Nothing binds the Trinamool’s foot soldiers more than their genuflecting loyalty to a firebrand shibboleth. Notwithstanding 10 years in power and a handful of penetrative welfare policies, Mamata Banerjee remains an impenitent autocrat of a shambolic party, which is otherwise made of local mafiosi eking out political fortunes from the crumbs of a gig economy. To that end, only a prospect of a win in the next polls can keep her minions together. At the same time, Mamata is a popular leader, has extensive acceptability, commands widespread loyalty and has not yet lost her street-fighting genes. So, in spite of her party, Mamata is still a substantive political force. At least till today.
The state of the Left is a concoction of delusion and denial. It is deluding itself if, according to several reports, it is considering backing the BJP furtively to root out the TMC, so that it can make a triumphant return in 2026. This is like the squirrel tempting the wolf to tame the cat. Even if the cat survives the wolf, the squirrel won’t. Also, unless it has lost all its marbles, the Left will do well to remember that the RSS reserves its sincerest disgust for it. So, both politically or ideologically, providing any grease to the BJP’s juggernaut would be hara-kiri, now and in the foreseeable future. This is more so, because the Left continues to have a significant voter base among those sore with Mamata’s vulgar populism. As for the Congress, very little can be said about its prospects in Bengal more than it can be said elsewhere, though it has a small but loyal faction of voters, especially in parts where the Congress continues to have active presence and key local leadership.
TMC, BJP and a CPM-Congress combine have hinted that they will fight each other in the polls. But facts and the political winds are chiming one simple arithmetic: That there cannot be a three-way election in 2021. That would mean an advantage for BJP, as it will cannibalise on the factionalism in the former and on the irrelevance of the latter. If the BJP is to be defeated, the TMC and the Left-Congress combine must come together to form a strategic alliance. There is immediate and successful precedence in Maharashtra, while the grand alliance in Bihar, even in defeat, has created the promise of a non-BJP future. History is witness that after a millennia of fighting each other, France and Britain did come together against Germany in both the world wars. Why is it such an impossible prospect in Bengal?
An alliance is going to ensure — mathematically speaking — an unassailable political behemoth; and will be electorally insurmountable even if the BJP unleashes its most diabolic campaign. An alliance will also cut down on cost, disincentivise defection and allegations of dynasticism in TMC. It would also minimise the political violence that Bengal routinely witnesses before polls.

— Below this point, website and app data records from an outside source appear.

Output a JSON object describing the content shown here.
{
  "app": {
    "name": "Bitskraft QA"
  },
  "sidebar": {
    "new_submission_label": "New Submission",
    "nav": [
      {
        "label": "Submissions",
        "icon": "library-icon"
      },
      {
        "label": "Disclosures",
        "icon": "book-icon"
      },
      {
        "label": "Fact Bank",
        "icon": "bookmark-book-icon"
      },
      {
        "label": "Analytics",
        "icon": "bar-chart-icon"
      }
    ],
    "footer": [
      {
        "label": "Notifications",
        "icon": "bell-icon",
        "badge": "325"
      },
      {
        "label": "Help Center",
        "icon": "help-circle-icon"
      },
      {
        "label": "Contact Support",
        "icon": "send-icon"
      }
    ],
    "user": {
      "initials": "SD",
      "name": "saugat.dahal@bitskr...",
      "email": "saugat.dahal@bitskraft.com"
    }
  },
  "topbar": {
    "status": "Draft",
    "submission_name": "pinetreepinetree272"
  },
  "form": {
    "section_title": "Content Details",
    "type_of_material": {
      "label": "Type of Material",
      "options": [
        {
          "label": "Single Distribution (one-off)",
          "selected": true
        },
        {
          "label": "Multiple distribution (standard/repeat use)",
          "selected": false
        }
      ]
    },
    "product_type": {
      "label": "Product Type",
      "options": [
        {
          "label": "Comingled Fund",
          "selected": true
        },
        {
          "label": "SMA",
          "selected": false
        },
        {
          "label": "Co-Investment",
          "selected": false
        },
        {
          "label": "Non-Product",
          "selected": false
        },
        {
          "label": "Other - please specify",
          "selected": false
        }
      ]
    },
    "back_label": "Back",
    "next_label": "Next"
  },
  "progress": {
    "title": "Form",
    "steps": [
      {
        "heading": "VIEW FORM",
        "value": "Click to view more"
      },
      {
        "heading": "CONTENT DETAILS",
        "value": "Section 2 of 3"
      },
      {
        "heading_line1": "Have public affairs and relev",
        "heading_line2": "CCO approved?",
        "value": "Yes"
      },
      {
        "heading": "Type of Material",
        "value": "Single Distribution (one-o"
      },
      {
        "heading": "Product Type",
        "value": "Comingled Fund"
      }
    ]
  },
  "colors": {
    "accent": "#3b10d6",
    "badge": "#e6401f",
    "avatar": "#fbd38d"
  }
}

These are quantifiable gains. So, what is at stake?
First, if the Left is willing to court BJP and sit out till 2026 (hypothetically counting their return to glory), why not do the same instead for TMC? For after Mamata, there would be no TMC to speak of anyway, giving a real chance to CPI(M)’s so-far unreal hopes. Second, Bengal’s history for decades since the 1960s is full of the bloody rivalry between local Congress and CPI(M). If that can be conveniently forgotten to forge an alliance, why not the same for TMC? Third, a coalition in power will keep Mamata’s monocracy in check, end CPM’s long isolation from governance; and create a pool of political progeny for the future. As for TMC, it is anyway a party without a belief, so how will it matter if it sides with the Left?
Most importantly, such a strategic and timely alliance would successfully turn the tables on BJP’s spin doctors, while ensuring that Bengal does not suffer the ignominy of having fallen to the ultra-right. What can be better for Bengal?
This article first appeared in the print edition on December 23, 2020 under the title “Game on in Bengal”. The writer teaches at Ambedkar University Delhi. Views are personal